╔══

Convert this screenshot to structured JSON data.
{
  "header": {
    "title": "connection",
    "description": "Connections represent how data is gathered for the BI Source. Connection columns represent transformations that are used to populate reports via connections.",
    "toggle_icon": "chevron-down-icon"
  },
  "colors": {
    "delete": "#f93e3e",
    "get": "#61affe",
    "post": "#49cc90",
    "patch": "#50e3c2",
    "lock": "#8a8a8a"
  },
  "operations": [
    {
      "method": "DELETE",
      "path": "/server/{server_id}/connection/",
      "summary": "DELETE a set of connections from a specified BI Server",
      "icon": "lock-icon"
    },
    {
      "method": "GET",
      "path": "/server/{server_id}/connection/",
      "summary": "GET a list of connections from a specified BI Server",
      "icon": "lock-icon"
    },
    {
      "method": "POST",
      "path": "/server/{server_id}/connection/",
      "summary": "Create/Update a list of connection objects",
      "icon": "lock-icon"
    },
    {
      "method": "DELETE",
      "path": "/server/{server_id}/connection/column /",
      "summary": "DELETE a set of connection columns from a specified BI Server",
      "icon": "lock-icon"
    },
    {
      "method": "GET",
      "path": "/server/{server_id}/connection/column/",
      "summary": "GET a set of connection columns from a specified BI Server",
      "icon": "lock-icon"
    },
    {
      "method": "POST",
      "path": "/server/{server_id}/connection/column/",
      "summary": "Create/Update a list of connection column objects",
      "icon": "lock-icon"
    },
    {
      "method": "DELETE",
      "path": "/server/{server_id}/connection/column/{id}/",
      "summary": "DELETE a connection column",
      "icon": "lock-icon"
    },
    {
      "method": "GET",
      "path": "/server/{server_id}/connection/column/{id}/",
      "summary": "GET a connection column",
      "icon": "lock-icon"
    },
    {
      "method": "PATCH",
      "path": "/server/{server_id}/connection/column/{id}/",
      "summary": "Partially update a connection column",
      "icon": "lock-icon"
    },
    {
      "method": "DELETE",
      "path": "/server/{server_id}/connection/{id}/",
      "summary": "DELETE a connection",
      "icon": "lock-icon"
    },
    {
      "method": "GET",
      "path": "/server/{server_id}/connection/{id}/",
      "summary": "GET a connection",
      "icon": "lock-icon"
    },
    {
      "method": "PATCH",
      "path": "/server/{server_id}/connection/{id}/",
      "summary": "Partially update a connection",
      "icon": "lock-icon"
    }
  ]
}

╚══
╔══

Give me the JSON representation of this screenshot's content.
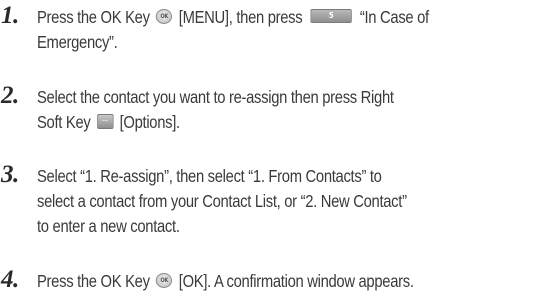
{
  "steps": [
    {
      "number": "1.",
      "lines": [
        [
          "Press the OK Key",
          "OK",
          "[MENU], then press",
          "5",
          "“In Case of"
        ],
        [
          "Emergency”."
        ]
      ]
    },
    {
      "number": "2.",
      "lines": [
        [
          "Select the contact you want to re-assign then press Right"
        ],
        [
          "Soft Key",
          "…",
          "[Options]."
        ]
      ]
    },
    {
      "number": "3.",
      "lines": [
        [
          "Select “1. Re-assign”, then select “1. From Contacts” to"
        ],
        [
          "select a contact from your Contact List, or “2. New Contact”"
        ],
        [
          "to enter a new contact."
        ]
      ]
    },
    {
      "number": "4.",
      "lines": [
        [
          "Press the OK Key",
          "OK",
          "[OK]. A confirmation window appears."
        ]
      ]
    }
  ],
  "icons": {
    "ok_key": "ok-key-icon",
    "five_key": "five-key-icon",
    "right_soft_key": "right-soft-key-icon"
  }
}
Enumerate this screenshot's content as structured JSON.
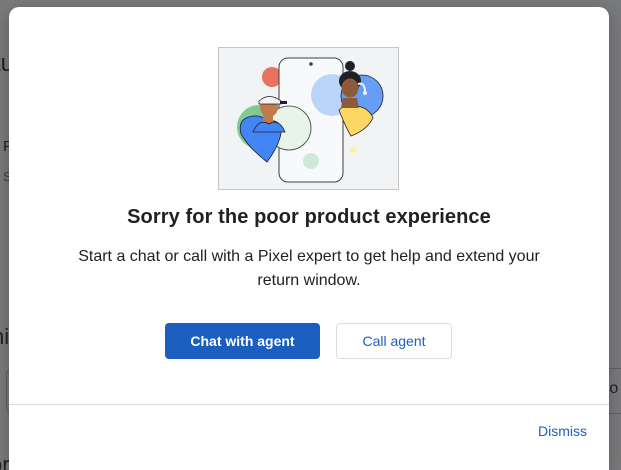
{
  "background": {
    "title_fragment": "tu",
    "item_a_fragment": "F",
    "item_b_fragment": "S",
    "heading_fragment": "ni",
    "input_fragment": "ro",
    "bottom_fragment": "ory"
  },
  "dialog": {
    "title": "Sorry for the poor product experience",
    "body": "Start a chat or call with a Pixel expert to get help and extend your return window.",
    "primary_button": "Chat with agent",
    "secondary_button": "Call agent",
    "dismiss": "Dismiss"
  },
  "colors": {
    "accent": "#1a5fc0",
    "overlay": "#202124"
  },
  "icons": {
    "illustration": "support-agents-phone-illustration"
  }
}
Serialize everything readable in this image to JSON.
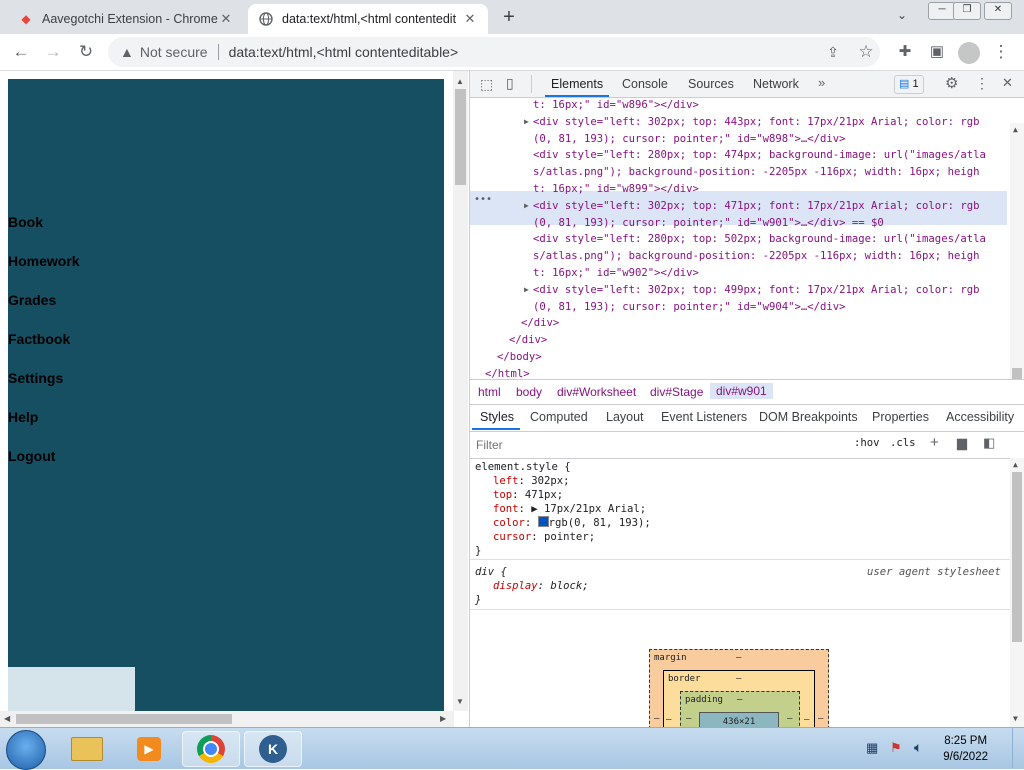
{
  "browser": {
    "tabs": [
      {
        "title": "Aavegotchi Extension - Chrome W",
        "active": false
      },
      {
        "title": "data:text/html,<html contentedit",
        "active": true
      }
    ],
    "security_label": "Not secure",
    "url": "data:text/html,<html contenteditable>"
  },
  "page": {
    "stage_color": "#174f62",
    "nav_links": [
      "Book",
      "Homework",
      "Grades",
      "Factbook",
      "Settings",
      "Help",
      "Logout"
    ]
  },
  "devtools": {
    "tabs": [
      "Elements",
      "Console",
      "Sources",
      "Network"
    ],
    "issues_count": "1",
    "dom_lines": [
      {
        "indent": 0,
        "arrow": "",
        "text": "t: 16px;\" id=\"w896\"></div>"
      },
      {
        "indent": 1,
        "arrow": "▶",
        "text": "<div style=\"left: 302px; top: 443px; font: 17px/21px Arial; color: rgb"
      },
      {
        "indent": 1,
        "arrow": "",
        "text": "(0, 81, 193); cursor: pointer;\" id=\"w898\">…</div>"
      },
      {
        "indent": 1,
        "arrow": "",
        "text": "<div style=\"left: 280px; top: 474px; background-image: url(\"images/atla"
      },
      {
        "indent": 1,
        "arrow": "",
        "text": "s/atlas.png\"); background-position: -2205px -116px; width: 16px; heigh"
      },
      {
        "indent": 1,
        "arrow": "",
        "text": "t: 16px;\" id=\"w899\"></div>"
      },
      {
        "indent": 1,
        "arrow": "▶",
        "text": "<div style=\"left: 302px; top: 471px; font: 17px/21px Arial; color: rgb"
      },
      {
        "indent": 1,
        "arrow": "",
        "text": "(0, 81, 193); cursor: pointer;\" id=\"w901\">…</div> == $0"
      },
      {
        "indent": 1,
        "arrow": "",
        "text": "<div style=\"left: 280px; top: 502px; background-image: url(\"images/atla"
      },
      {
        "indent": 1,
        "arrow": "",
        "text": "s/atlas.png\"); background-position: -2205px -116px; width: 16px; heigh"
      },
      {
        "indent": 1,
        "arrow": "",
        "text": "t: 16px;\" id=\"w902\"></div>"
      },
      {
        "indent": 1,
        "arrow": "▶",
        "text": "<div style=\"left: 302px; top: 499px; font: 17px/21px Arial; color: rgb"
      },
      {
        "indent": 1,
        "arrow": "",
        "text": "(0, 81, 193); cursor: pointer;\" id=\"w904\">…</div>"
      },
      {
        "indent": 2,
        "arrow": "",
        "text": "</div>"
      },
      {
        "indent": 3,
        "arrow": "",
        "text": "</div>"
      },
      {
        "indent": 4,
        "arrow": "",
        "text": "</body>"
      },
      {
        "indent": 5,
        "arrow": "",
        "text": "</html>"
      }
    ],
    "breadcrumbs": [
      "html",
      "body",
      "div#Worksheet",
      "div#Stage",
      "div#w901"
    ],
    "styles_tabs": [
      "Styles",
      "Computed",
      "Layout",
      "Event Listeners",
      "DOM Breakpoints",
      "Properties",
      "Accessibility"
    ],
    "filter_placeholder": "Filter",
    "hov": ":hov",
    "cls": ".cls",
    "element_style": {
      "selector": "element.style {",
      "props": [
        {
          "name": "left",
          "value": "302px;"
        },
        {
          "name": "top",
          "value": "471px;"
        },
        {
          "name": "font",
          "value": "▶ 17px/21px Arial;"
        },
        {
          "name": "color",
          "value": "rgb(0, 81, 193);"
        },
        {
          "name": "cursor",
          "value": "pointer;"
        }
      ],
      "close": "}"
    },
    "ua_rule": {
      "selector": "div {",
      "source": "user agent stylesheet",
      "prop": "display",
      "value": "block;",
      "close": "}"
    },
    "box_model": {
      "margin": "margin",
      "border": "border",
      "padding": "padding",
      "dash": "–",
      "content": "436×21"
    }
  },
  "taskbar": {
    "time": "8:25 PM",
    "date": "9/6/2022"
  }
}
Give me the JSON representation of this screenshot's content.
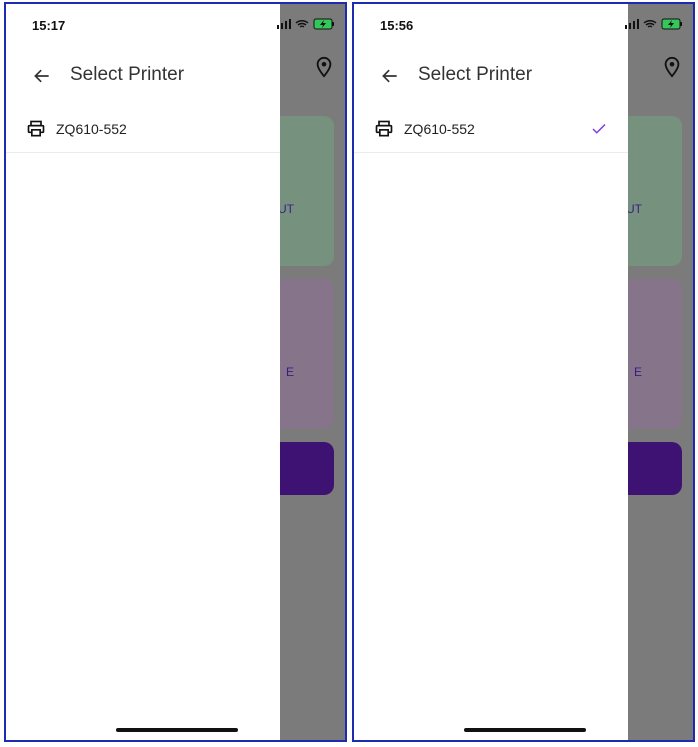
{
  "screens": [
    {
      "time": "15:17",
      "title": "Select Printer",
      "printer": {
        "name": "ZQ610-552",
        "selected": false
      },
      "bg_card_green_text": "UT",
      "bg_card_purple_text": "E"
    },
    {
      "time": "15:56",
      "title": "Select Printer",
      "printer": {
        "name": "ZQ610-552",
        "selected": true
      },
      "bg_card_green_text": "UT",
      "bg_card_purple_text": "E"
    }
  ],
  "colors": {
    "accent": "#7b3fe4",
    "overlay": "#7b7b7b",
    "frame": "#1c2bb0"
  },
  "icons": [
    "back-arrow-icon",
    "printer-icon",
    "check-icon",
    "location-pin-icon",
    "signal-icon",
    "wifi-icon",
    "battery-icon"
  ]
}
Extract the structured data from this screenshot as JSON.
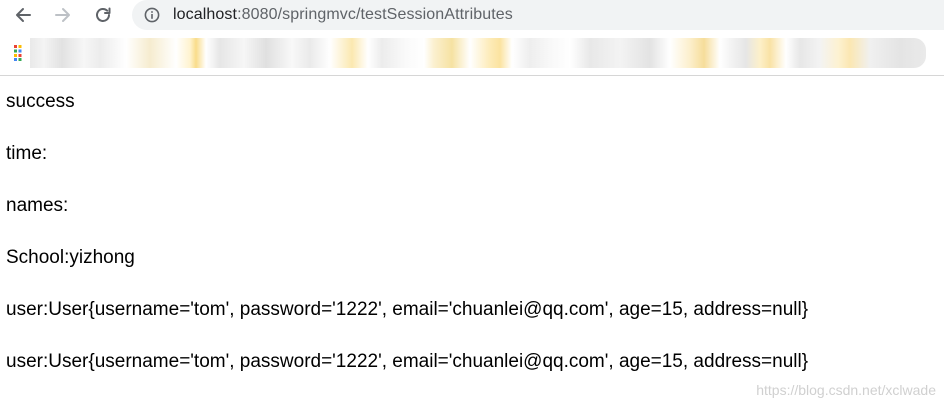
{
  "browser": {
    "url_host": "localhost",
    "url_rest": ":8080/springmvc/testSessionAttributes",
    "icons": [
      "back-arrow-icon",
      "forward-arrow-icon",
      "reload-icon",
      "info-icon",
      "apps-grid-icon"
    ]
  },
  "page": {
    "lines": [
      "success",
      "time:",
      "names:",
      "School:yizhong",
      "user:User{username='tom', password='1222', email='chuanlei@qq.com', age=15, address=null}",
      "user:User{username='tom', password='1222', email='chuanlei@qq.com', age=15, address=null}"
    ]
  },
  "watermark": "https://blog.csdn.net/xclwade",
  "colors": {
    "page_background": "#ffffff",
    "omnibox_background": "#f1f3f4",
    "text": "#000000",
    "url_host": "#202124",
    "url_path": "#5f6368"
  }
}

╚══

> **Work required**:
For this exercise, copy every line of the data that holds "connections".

> **Output for this exercise**:
    "description": "Connections represent how data is gathered for the BI Source. Connection columns represent transformations that are used to populate reports via connections.",
      "summary": "DELETE a set of connections from a specified BI Server",
      "summary": "GET a list of connections from a specified BI Server",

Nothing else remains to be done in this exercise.